## [RECORD SET]
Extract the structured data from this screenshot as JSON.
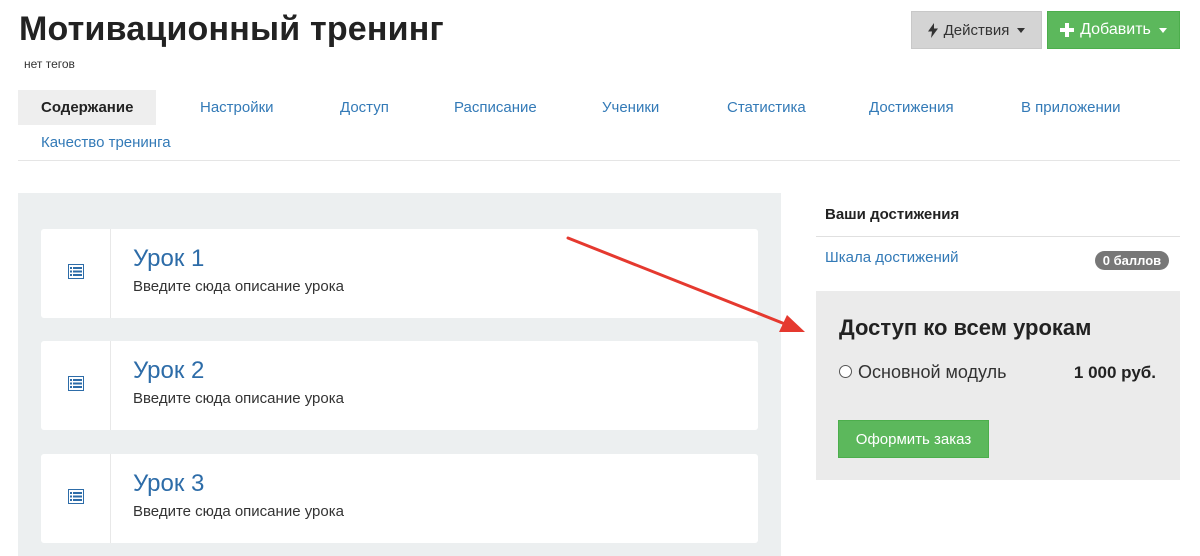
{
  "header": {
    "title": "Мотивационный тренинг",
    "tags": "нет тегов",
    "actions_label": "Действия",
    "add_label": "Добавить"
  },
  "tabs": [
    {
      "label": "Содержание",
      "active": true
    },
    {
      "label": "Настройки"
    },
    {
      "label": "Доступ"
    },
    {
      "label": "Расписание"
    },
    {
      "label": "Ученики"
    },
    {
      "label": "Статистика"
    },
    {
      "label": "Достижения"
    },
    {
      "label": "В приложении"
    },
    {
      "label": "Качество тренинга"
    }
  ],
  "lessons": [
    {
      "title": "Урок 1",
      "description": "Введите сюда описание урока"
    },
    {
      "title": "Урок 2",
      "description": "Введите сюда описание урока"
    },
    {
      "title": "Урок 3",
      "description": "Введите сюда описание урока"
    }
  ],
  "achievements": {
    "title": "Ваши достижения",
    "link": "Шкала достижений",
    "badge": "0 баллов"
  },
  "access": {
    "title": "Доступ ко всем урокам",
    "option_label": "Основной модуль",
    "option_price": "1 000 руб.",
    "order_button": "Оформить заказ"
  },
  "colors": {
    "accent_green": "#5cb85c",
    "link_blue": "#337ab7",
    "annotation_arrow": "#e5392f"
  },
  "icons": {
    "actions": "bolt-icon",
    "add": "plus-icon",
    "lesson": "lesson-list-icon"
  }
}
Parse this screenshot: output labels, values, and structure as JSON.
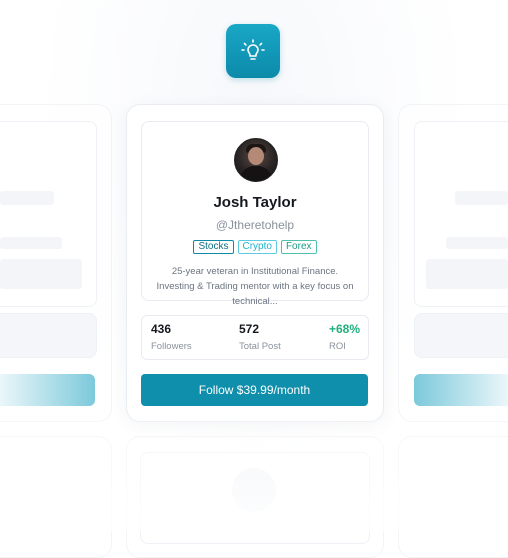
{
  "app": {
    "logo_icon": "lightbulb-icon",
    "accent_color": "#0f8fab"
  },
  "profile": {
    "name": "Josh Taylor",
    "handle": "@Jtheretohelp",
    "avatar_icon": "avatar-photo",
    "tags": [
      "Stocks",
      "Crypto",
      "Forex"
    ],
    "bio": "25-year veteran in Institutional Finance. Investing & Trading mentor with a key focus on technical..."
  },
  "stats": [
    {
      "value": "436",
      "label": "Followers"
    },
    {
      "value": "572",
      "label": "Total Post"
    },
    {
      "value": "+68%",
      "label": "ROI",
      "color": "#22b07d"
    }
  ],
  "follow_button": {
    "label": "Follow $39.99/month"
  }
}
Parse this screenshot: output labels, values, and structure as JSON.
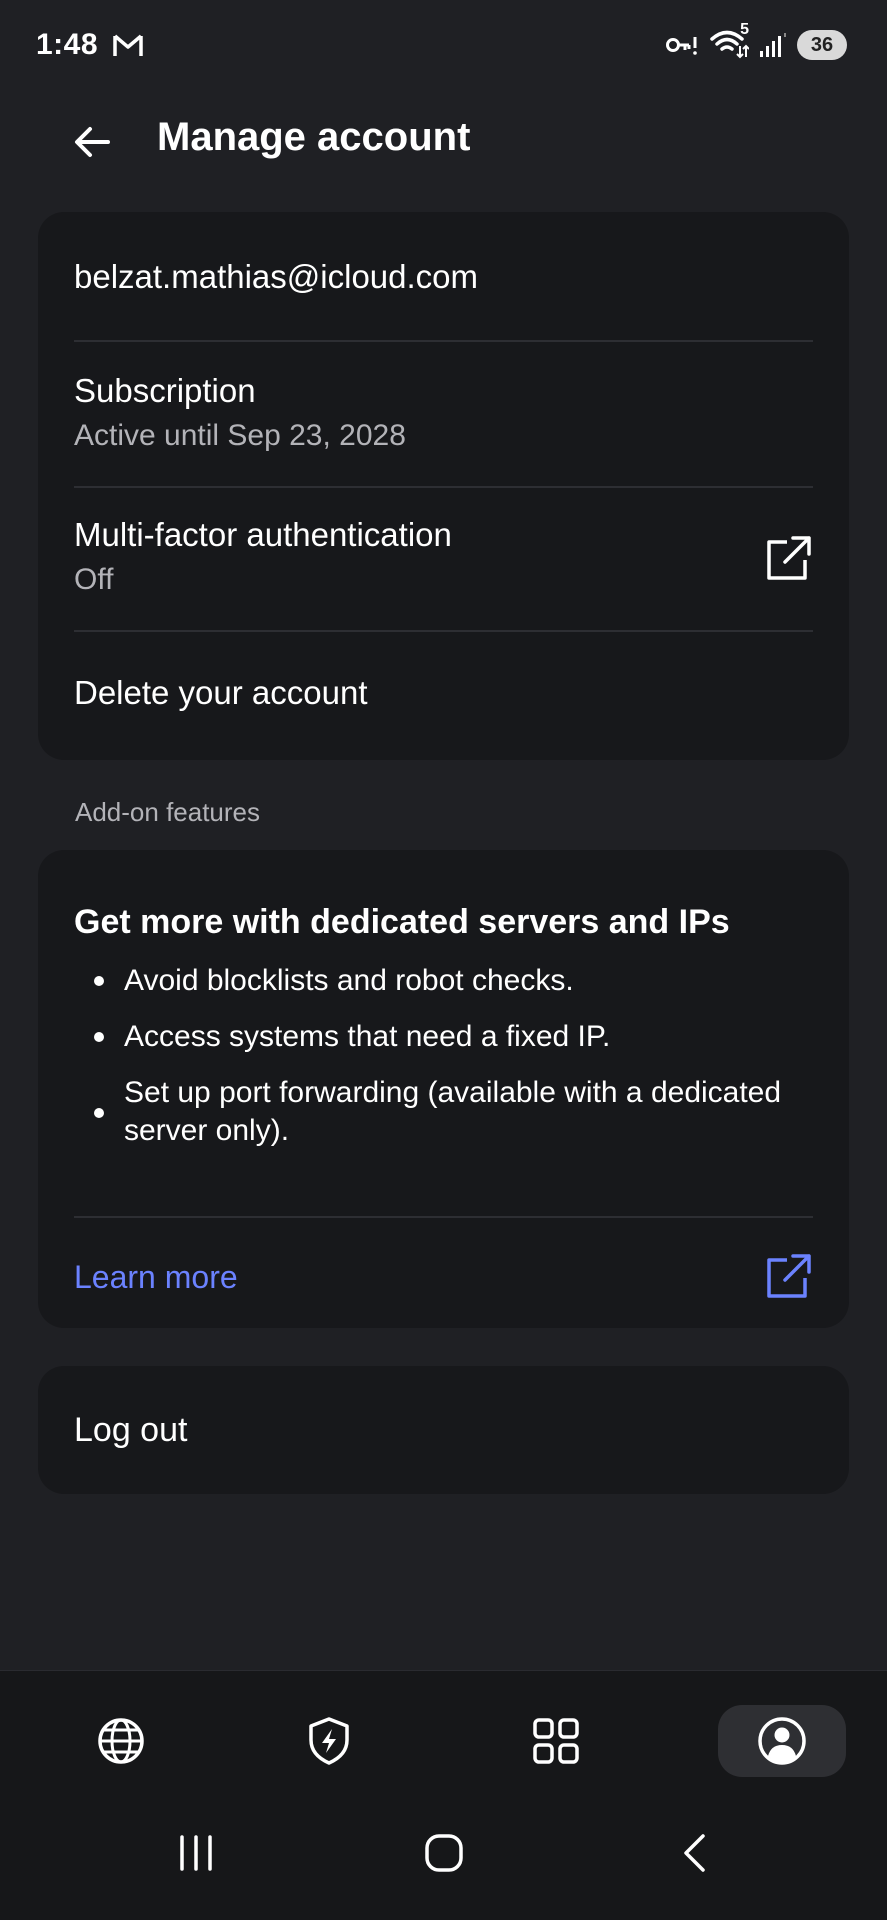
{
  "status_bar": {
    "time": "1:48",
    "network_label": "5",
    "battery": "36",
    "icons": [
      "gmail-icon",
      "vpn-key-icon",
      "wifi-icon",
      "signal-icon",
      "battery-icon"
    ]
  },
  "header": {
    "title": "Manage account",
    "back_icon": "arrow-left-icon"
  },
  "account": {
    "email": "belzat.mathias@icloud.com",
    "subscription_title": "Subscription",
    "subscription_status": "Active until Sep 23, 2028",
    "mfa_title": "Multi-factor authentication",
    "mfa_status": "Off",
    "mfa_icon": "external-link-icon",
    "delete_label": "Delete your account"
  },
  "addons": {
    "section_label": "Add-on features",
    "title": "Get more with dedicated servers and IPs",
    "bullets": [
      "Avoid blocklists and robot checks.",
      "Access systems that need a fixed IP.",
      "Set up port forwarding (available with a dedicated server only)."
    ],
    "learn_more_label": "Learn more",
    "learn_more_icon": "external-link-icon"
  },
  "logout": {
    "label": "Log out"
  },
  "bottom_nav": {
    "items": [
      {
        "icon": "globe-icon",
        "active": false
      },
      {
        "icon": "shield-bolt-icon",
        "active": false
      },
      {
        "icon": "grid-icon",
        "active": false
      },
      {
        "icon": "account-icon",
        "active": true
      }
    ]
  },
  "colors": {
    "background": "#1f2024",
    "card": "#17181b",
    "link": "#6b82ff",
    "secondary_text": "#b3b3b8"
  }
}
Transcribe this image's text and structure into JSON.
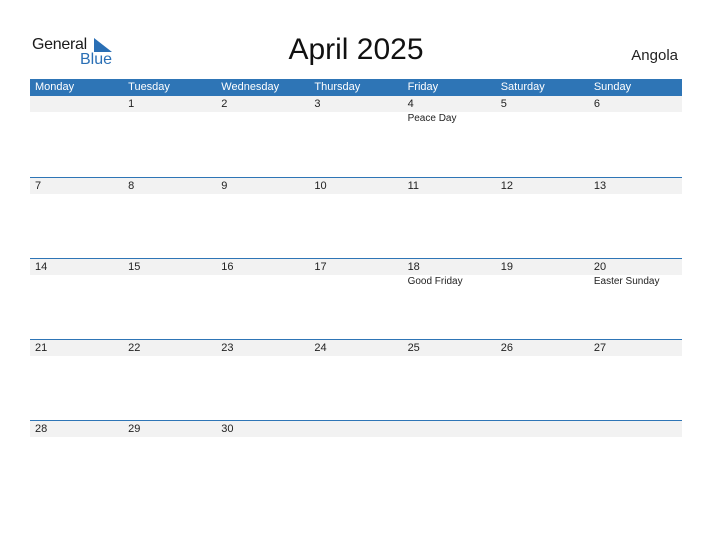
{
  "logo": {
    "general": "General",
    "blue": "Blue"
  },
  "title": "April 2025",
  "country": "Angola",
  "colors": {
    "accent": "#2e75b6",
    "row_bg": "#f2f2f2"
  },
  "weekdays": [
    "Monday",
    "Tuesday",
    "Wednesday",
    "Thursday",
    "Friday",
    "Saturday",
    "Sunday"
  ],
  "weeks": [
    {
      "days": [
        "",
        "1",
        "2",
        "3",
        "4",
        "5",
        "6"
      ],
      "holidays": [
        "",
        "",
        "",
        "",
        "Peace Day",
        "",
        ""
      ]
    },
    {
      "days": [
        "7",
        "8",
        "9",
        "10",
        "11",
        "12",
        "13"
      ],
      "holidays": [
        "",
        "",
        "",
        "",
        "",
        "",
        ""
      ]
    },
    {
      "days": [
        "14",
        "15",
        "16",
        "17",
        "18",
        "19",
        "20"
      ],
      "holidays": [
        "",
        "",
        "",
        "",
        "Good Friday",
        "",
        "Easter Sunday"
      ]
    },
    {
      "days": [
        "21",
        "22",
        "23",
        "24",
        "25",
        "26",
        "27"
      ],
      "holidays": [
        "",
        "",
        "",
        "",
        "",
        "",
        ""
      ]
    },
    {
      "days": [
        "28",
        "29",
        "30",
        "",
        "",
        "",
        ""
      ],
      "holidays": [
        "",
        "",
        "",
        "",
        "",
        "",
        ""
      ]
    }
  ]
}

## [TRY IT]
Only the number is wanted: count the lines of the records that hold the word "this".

## [RESPONSE TO THE TASK]
4